The lenders made a claim under the title insurance commitment issued in connection with the closing. Fidelity denied the claim. The lenders sued Fidelity for breach of contract. Each party moved for summary judgment, Fidelity arguing that the conditions set forth in the title commitment were not met when the forgery was discovered before the policy issued. The trial court agreed with Fidelity, concluding that the forgery meant that the conditions of the title commitment were not met.
The Court of Appeals reversed. The plain meaning of the title commitment condition required that the documents be satisfactory to Fidelity and signed, delivered and recorded. Therefore the issue was whether the language or form of the executed documents satisfied Fidelity’s agent; not, as argued by Fidelity, whether the documents in fact created the insured’s interest. Here, the documents were accepted, delivered and recorded to the satisfaction of the title insurance agent. “The Commitment’s conditions were undisputedly fulfilled to the satisfaction of Fidelity, who cannot now complain that such documents failed to satisfy its requirements.”

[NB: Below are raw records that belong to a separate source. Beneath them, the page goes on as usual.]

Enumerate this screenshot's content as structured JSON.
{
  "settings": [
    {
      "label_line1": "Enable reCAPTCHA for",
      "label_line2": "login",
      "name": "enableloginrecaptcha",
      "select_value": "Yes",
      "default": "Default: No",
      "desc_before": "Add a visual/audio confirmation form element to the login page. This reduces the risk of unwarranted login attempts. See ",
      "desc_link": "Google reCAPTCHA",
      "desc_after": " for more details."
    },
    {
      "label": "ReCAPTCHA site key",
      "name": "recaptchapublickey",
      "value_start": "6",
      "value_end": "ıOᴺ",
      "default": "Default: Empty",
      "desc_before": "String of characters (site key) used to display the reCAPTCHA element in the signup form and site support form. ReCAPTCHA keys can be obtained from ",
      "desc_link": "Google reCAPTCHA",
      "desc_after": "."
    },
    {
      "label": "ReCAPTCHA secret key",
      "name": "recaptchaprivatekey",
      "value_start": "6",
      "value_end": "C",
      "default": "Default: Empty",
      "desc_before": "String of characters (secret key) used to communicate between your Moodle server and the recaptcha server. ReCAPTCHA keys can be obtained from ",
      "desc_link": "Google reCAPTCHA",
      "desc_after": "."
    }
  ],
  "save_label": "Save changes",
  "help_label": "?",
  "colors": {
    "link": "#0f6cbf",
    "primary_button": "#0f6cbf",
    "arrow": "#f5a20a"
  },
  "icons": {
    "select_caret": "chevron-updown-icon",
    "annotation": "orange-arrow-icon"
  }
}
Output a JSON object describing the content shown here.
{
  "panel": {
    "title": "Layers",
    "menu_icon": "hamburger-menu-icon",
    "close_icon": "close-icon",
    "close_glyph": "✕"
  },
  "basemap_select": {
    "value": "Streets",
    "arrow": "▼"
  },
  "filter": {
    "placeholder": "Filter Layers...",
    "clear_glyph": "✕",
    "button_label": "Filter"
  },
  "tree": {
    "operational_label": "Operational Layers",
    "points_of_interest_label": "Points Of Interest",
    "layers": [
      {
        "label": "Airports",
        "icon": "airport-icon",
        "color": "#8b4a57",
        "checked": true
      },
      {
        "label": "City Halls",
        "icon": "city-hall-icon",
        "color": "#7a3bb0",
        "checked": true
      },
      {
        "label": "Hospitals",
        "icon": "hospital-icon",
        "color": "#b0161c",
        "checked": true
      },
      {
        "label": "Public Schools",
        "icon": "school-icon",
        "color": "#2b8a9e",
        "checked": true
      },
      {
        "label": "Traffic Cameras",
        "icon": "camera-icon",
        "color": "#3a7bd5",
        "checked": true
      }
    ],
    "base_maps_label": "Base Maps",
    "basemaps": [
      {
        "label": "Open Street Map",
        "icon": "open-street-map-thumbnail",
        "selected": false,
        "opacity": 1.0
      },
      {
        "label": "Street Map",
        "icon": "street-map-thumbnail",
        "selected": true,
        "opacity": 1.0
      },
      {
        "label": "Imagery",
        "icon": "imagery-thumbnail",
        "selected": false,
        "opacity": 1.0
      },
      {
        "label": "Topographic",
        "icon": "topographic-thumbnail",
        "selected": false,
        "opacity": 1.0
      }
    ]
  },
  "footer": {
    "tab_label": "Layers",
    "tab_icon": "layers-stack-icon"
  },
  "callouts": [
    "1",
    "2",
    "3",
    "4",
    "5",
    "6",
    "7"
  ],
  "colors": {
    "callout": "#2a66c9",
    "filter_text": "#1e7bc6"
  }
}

Interestingly, the Court contrasted this case with Glass v. Stewart Title Guaranty Co., 181 Ga. App. 804, 354 W.E.2d 187 (1987), in which the title commitment required that the documents or security deed had to be executed by a particular person. In Glass, “when the title commitment required that the deed by signed by Sherrill Y Wilson, the forged signing of that deed by another person did not fulfill the requirements of the condition.”
The Supreme Court, on certiorari, affirmed the Court of Appeals but addressed Glass differently, concluding that “in the absence of language in a title insurance commitment that plainly excludes coverage for a forgery, a commitment must be construed to provide coverage for forgeries. Glass is disapproved to the extent it stands for the contrary proposition.”